• The reconstructed Venetian fortress of Bourtzi, built in the 13th century on the eastern beach of the town.
• The ruins of the Venetian castle named Castello Rosso built in 1030 and ancient marble quarries, both at the nearby hamlet of Myloi.
• The town hall, built at the end of the 19th century.
• A small museum hosted by the Yokaleion Cultural Centre, featuring collections of Hellenistic and Roman era sculptures and pottery.
• The Orthodox monasteries of Taxiarches, St. George and St. Mavra.
• The mountain area of Mt. Ochi.
• Cape Cavo-Doro.
Avlonari is a town in the eastern part of the island of Euboea. It was the seat of the municipality of Avlon. Its 2001 population was 761 for the village and 1,539 for the community. Avlonari is located about 15 km northeast of Aliveri and 20 km south of Kymi.

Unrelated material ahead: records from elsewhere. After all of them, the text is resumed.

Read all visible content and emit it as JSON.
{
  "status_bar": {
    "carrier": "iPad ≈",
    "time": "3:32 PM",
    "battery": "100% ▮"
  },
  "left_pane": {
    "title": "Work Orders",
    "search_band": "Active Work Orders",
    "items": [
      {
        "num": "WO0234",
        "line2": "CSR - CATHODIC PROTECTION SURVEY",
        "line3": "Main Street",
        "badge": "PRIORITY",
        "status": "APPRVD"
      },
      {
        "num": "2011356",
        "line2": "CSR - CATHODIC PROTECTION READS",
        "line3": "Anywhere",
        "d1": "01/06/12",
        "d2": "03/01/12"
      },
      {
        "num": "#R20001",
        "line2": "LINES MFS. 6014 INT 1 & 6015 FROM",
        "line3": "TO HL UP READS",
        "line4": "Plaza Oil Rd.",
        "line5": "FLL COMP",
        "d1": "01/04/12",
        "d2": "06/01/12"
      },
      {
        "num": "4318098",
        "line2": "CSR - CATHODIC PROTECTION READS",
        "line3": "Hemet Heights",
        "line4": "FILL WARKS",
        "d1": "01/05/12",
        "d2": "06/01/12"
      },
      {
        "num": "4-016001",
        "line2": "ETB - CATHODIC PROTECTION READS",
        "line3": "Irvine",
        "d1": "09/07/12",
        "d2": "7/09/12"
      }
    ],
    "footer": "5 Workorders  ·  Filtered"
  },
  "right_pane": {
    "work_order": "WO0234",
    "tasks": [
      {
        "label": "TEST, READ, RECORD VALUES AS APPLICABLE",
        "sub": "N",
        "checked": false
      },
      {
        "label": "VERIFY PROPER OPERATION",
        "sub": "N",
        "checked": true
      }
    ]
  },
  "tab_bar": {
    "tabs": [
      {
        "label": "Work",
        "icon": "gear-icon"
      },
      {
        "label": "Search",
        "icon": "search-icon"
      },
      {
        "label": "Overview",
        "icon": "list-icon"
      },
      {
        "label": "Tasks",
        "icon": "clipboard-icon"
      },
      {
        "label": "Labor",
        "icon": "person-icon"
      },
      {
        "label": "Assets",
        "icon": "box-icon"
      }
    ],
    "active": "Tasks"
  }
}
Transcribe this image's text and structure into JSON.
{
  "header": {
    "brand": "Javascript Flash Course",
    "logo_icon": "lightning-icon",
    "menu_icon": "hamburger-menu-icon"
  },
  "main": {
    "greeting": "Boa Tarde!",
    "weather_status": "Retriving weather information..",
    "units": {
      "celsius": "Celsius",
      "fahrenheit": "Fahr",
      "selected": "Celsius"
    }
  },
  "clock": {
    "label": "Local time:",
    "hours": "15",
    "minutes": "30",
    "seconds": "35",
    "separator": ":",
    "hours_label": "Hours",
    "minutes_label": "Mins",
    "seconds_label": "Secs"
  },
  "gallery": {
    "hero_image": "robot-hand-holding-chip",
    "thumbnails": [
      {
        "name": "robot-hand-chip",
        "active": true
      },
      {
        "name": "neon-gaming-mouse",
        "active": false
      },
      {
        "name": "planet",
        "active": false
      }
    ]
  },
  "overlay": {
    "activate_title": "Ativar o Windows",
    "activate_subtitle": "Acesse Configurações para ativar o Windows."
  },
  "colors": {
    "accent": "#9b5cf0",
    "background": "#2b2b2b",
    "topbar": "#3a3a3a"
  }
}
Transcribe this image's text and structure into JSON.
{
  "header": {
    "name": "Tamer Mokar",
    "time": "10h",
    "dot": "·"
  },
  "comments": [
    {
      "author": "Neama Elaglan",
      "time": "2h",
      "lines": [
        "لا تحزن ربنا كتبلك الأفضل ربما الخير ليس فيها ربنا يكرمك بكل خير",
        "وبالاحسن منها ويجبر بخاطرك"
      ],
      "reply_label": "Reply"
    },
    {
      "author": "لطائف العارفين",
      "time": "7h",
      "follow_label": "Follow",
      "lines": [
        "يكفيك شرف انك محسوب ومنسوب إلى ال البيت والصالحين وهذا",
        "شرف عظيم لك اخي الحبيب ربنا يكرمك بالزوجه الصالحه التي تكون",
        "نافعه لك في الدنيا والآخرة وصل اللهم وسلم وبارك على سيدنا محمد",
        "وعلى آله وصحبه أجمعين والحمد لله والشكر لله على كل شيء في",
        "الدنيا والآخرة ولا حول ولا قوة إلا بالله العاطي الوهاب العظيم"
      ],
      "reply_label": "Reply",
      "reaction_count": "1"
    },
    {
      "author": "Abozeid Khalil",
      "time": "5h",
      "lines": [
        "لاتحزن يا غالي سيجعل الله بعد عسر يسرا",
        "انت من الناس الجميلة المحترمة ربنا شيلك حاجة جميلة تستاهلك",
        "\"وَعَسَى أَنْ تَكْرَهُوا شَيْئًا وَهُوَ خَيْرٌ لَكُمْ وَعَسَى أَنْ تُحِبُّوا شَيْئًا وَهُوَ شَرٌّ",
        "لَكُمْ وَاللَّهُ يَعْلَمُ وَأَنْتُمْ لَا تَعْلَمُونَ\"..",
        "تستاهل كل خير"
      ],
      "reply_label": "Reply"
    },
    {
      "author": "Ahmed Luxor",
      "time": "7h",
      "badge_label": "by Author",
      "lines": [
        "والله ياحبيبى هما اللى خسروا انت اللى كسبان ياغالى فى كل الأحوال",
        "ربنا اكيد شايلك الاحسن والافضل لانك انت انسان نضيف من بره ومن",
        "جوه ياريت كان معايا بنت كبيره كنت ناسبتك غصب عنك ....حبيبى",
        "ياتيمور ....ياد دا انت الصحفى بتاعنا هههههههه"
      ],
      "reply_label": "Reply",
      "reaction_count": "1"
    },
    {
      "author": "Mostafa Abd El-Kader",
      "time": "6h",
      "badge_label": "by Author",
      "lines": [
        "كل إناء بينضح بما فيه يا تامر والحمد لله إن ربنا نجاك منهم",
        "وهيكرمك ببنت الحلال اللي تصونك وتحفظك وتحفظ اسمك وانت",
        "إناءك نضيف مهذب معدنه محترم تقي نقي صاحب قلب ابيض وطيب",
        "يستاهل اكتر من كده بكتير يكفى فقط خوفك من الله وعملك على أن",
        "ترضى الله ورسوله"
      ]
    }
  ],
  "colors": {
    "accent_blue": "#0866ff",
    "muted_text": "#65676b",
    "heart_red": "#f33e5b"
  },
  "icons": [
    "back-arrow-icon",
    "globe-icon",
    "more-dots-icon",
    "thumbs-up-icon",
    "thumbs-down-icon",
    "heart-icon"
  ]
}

Avlonari is built on a hilly setting, farmlands dominate the eastern portion and are made up of cattle, corn, fruits, vegetables, olive groves and other crops, a small plain is east of Avlonari, Its houses can be seen from the hilltop. The forests dominates the remainder of the area and are made up of pine and spruce trees and willow trees by the village, a mountain range surrounds the area. Farmlands are in the lower areas. Inside the villages features great architecture in several houses, it has narrow and a few cobblestone streets. It is connected with a road connecting the GR-44 (Thiva – Chalkida – Eretria – Karystos) and Kymi, Greece.
Activities in Euboea
Health Tourism: Euboea (Evia) boasts dozens of hot springs. One of the best is the facility at Aidipsos (also called Edipsos). This spa is unique in that the hot springs are located under sea water, allowing visitors to actually swim surrounded by the swirling warm water. Both Plutarch and Aristotle wrote about Aidipsos, and archeological evidence suggests that it has been in use for at least 20,000 years. This long history is reflected in the dozens of hotels, pensions, and other tourist and health-seeker facilities which fill this pleasant, hospitable town. Edipsos provides detailed scientific information on the composition of its healing waters. This spa site is also delightful because of the abundant beaches and interesting historic and archeological monuments located nearby.